» **Task requirements**:
Output the data below exactly, images excluded.

[Page and application data records]
▬▬▬▬▬▬

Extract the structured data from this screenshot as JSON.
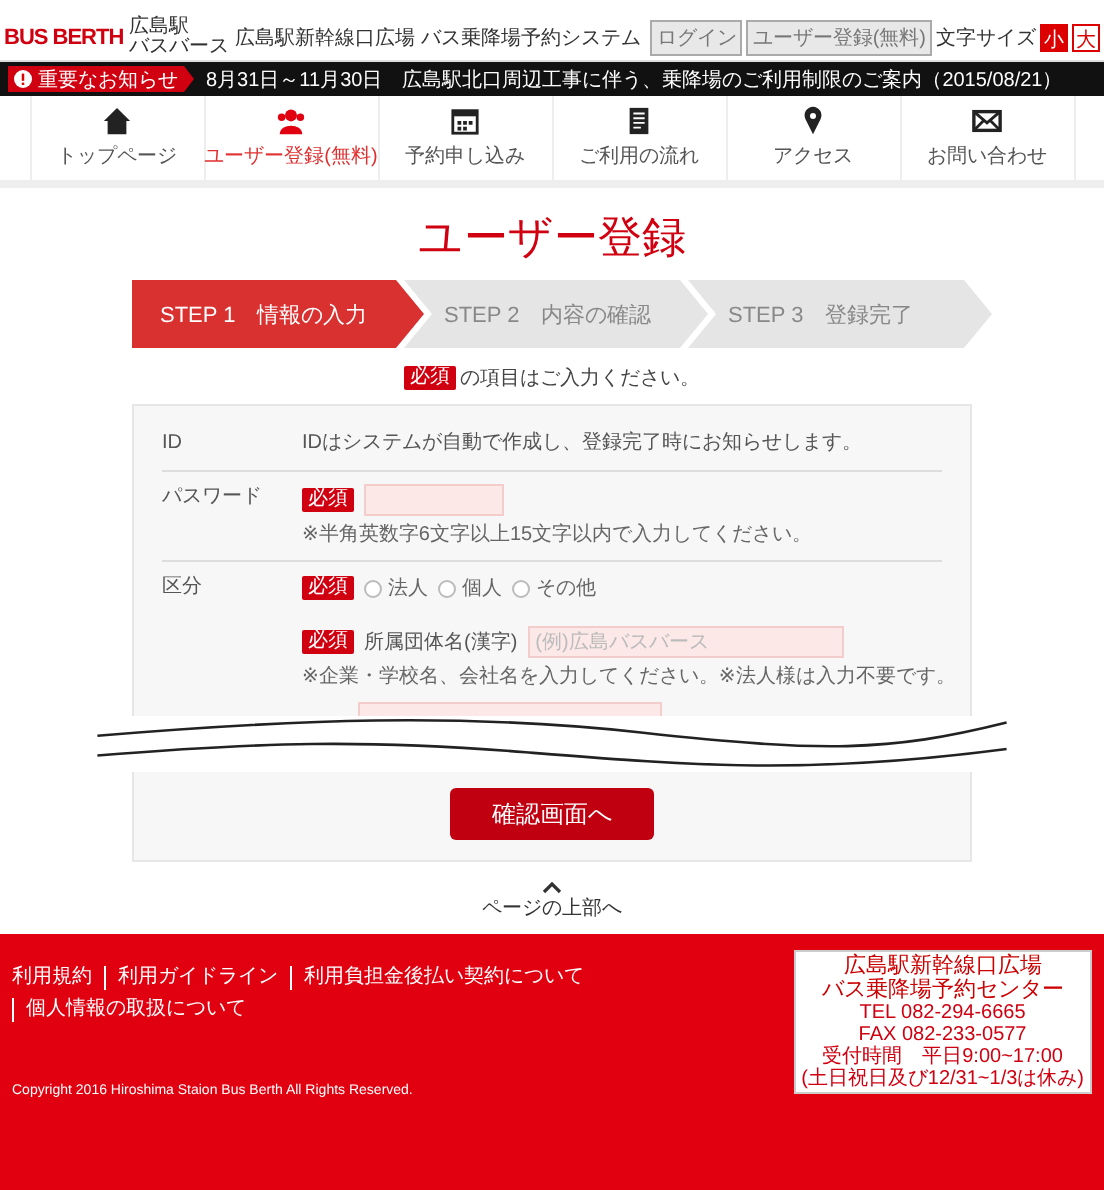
{
  "header": {
    "logo": "BUS BERTH",
    "logo_sub": [
      "広島駅",
      "バスバース"
    ],
    "system_title": "広島駅新幹線口広場 バス乗降場予約システム",
    "buttons": [
      "ログイン",
      "ユーザー登録(無料)"
    ],
    "font_size_label": "文字サイズ",
    "font_sizes": [
      {
        "label": "小",
        "selected": true
      },
      {
        "label": "大",
        "selected": false
      }
    ]
  },
  "notice": {
    "badge": "重要なお知らせ",
    "text": "8月31日～11月30日　広島駅北口周辺工事に伴う、乗降場のご利用制限のご案内（2015/08/21）"
  },
  "nav": [
    {
      "kind": "home",
      "label": "トップページ",
      "selected": false
    },
    {
      "kind": "users",
      "label": "ユーザー登録(無料)",
      "selected": true
    },
    {
      "kind": "calendar",
      "label": "予約申し込み",
      "selected": false
    },
    {
      "kind": "document",
      "label": "ご利用の流れ",
      "selected": false
    },
    {
      "kind": "pin",
      "label": "アクセス",
      "selected": false
    },
    {
      "kind": "mail",
      "label": "お問い合わせ",
      "selected": false
    }
  ],
  "page_title": "ユーザー登録",
  "steps": [
    {
      "label": "STEP 1　情報の入力",
      "selected": true
    },
    {
      "label": "STEP 2　内容の確認",
      "selected": false
    },
    {
      "label": "STEP 3　登録完了",
      "selected": false
    }
  ],
  "required_note": {
    "badge": "必須",
    "text": "の項目はご入力ください。"
  },
  "form": {
    "rows": [
      {
        "kind": "text",
        "label": "ID",
        "value": "IDはシステムが自動で作成し、登録完了時にお知らせします。"
      },
      {
        "kind": "input",
        "label": "パスワード",
        "badge": "必須",
        "hint": "※半角英数字6文字以上15文字以内で入力してください。"
      },
      {
        "kind": "radio",
        "label": "区分",
        "badge": "必須",
        "options": [
          {
            "label": "法人",
            "selected": false
          },
          {
            "label": "個人",
            "selected": false
          },
          {
            "label": "その他",
            "selected": false
          }
        ]
      },
      {
        "kind": "labeled_input",
        "badge": "必須",
        "field_label": "所属団体名(漢字)",
        "placeholder": "(例)広島バスバース",
        "hint": "※企業・学校名、会社名を入力してください。※法人様は入力不要です。"
      },
      {
        "kind": "partial_input"
      }
    ],
    "submit": "確認画面へ"
  },
  "page_top": {
    "label": "ページの上部へ"
  },
  "footer": {
    "links": [
      "利用規約",
      "利用ガイドライン",
      "利用負担金後払い契約について",
      "個人情報の取扱について"
    ],
    "copyright": "Copyright 2016 Hiroshima Staion Bus Berth All Rights Reserved.",
    "contact": [
      "広島駅新幹線口広場",
      "バス乗降場予約センター",
      "TEL 082-294-6665",
      "FAX 082-233-0577",
      "受付時間　平日9:00~17:00",
      "(土日祝日及び12/31~1/3は休み)"
    ]
  }
}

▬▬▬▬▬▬

» **Solution to the exercise**:
Extract the structured data from this screenshot as JSON.
{
  "header": {
    "logo": "BUS BERTH",
    "logo_sub": [
      "広島駅",
      "バスバース"
    ],
    "system_title": "広島駅新幹線口広場 バス乗降場予約システム",
    "buttons": [
      "ログイン",
      "ユーザー登録(無料)"
    ],
    "font_size_label": "文字サイズ",
    "font_sizes": [
      {
        "label": "小",
        "selected": true
      },
      {
        "label": "大",
        "selected": false
      }
    ]
  },
  "notice": {
    "badge": "重要なお知らせ",
    "text": "8月31日～11月30日　広島駅北口周辺工事に伴う、乗降場のご利用制限のご案内（2015/08/21）"
  },
  "nav": [
    {
      "kind": "home",
      "label": "トップページ",
      "selected": false
    },
    {
      "kind": "users",
      "label": "ユーザー登録(無料)",
      "selected": true
    },
    {
      "kind": "calendar",
      "label": "予約申し込み",
      "selected": false
    },
    {
      "kind": "document",
      "label": "ご利用の流れ",
      "selected": false
    },
    {
      "kind": "pin",
      "label": "アクセス",
      "selected": false
    },
    {
      "kind": "mail",
      "label": "お問い合わせ",
      "selected": false
    }
  ],
  "page_title": "ユーザー登録",
  "steps": [
    {
      "label": "STEP 1　情報の入力",
      "selected": true
    },
    {
      "label": "STEP 2　内容の確認",
      "selected": false
    },
    {
      "label": "STEP 3　登録完了",
      "selected": false
    }
  ],
  "required_note": {
    "badge": "必須",
    "text": "の項目はご入力ください。"
  },
  "form": {
    "rows": [
      {
        "kind": "text",
        "label": "ID",
        "value": "IDはシステムが自動で作成し、登録完了時にお知らせします。"
      },
      {
        "kind": "input",
        "label": "パスワード",
        "badge": "必須",
        "hint": "※半角英数字6文字以上15文字以内で入力してください。"
      },
      {
        "kind": "radio",
        "label": "区分",
        "badge": "必須",
        "options": [
          {
            "label": "法人",
            "selected": false
          },
          {
            "label": "個人",
            "selected": false
          },
          {
            "label": "その他",
            "selected": false
          }
        ]
      },
      {
        "kind": "labeled_input",
        "badge": "必須",
        "field_label": "所属団体名(漢字)",
        "placeholder": "(例)広島バスバース",
        "hint": "※企業・学校名、会社名を入力してください。※法人様は入力不要です。"
      },
      {
        "kind": "partial_input"
      }
    ],
    "submit": "確認画面へ"
  },
  "page_top": {
    "label": "ページの上部へ"
  },
  "footer": {
    "links": [
      "利用規約",
      "利用ガイドライン",
      "利用負担金後払い契約について",
      "個人情報の取扱について"
    ],
    "copyright": "Copyright 2016 Hiroshima Staion Bus Berth All Rights Reserved.",
    "contact": [
      "広島駅新幹線口広場",
      "バス乗降場予約センター",
      "TEL 082-294-6665",
      "FAX 082-233-0577",
      "受付時間　平日9:00~17:00",
      "(土日祝日及び12/31~1/3は休み)"
    ]
  }
}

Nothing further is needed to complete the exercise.